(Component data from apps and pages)

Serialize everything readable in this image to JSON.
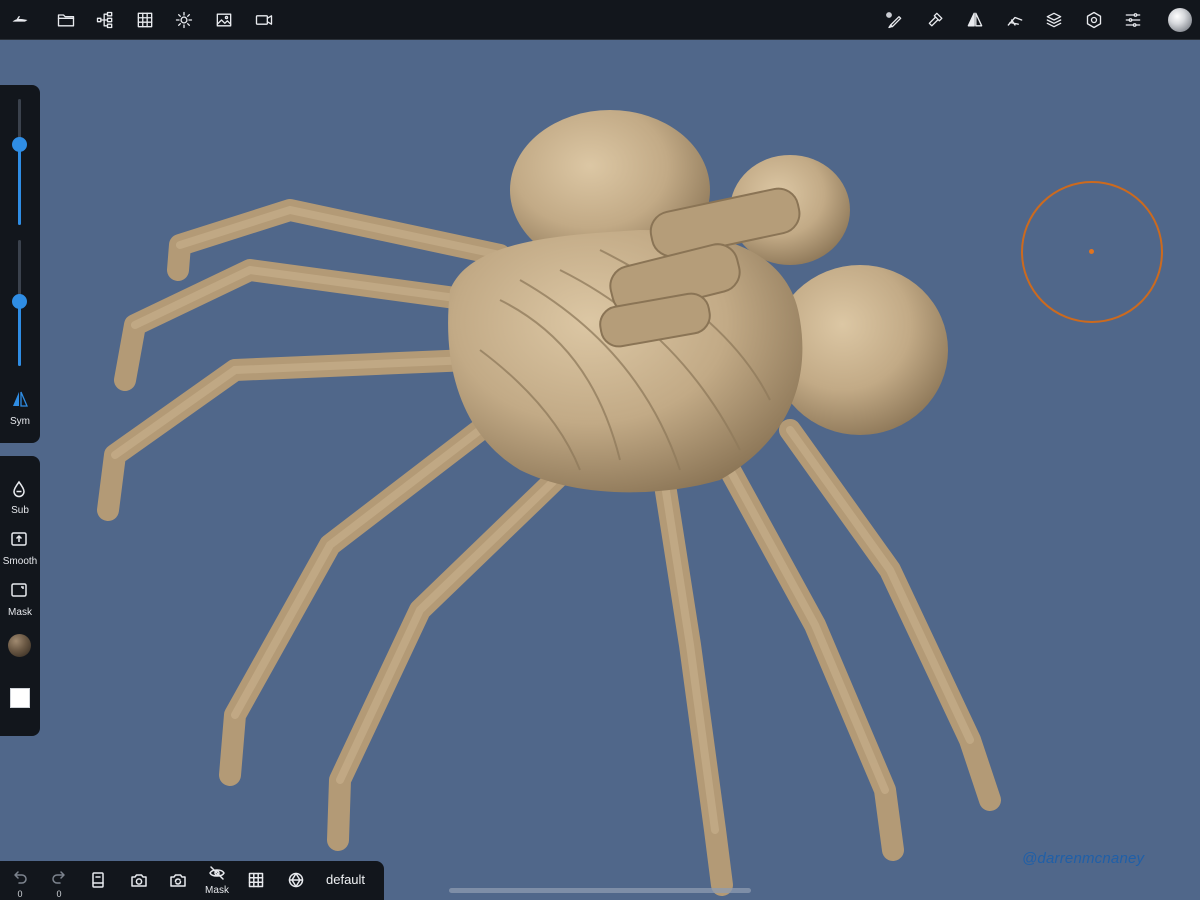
{
  "colors": {
    "background": "#50678a",
    "toolbar": "#12161c",
    "accent": "#2f8de4",
    "brush_cursor": "#cc6a1e",
    "model": "#c2aa86",
    "watermark": "#1f5fa8"
  },
  "top_toolbar": {
    "left_icons": [
      "nomad-logo-icon",
      "folder-icon",
      "scene-tree-icon",
      "grid-icon",
      "light-icon",
      "image-icon",
      "video-camera-icon"
    ],
    "right_icons": [
      "brush-pen-icon",
      "hammer-icon",
      "symmetry-icon",
      "interaction-icon",
      "layers-icon",
      "settings-icon",
      "sliders-icon",
      "matcap-sphere-icon"
    ]
  },
  "left_panel": {
    "sliders": [
      {
        "name": "radius",
        "value": 0.6
      },
      {
        "name": "intensity",
        "value": 0.4
      }
    ],
    "sym_label": "Sym",
    "tools": [
      {
        "icon": "drop-minus-icon",
        "label": "Sub"
      },
      {
        "icon": "smooth-icon",
        "label": "Smooth"
      },
      {
        "icon": "mask-icon",
        "label": "Mask"
      }
    ]
  },
  "bottom_toolbar": {
    "undo_count": "0",
    "redo_count": "0",
    "mask_label": "Mask",
    "preset_label": "default",
    "icons": [
      "undo-icon",
      "redo-icon",
      "book-icon",
      "camera-icon",
      "camera-switch-icon",
      "eye-off-icon",
      "grid-icon",
      "wireframe-icon"
    ]
  },
  "watermark": "@darrenmcnaney"
}
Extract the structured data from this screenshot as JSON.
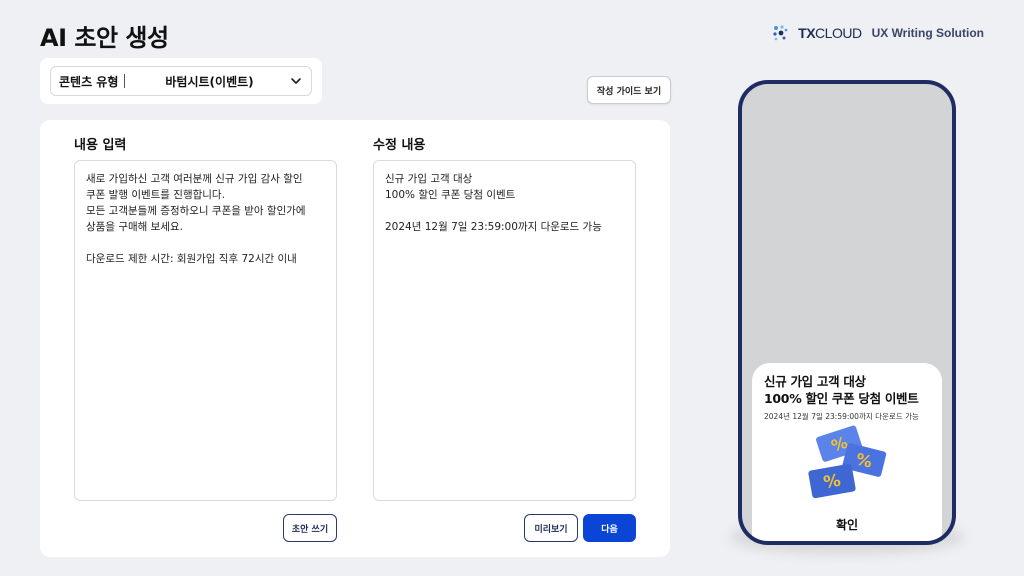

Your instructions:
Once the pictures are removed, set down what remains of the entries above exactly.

Answer below:
Serialize everything readable in this image to JSON.
{
  "colors": {
    "background": "#50678a",
    "toolbar": "#12161c",
    "accent": "#2f8de4",
    "brush_cursor": "#cc6a1e",
    "model": "#c2aa86",
    "watermark": "#1f5fa8"
  },
  "top_toolbar": {
    "left_icons": [
      "nomad-logo-icon",
      "folder-icon",
      "scene-tree-icon",
      "grid-icon",
      "light-icon",
      "image-icon",
      "video-camera-icon"
    ],
    "right_icons": [
      "brush-pen-icon",
      "hammer-icon",
      "symmetry-icon",
      "interaction-icon",
      "layers-icon",
      "settings-icon",
      "sliders-icon",
      "matcap-sphere-icon"
    ]
  },
  "left_panel": {
    "sliders": [
      {
        "name": "radius",
        "value": 0.6
      },
      {
        "name": "intensity",
        "value": 0.4
      }
    ],
    "sym_label": "Sym",
    "tools": [
      {
        "icon": "drop-minus-icon",
        "label": "Sub"
      },
      {
        "icon": "smooth-icon",
        "label": "Smooth"
      },
      {
        "icon": "mask-icon",
        "label": "Mask"
      }
    ]
  },
  "bottom_toolbar": {
    "undo_count": "0",
    "redo_count": "0",
    "mask_label": "Mask",
    "preset_label": "default",
    "icons": [
      "undo-icon",
      "redo-icon",
      "book-icon",
      "camera-icon",
      "camera-switch-icon",
      "eye-off-icon",
      "grid-icon",
      "wireframe-icon"
    ]
  },
  "watermark": "@darrenmcnaney"
}
Extract the structured data from this screenshot as JSON.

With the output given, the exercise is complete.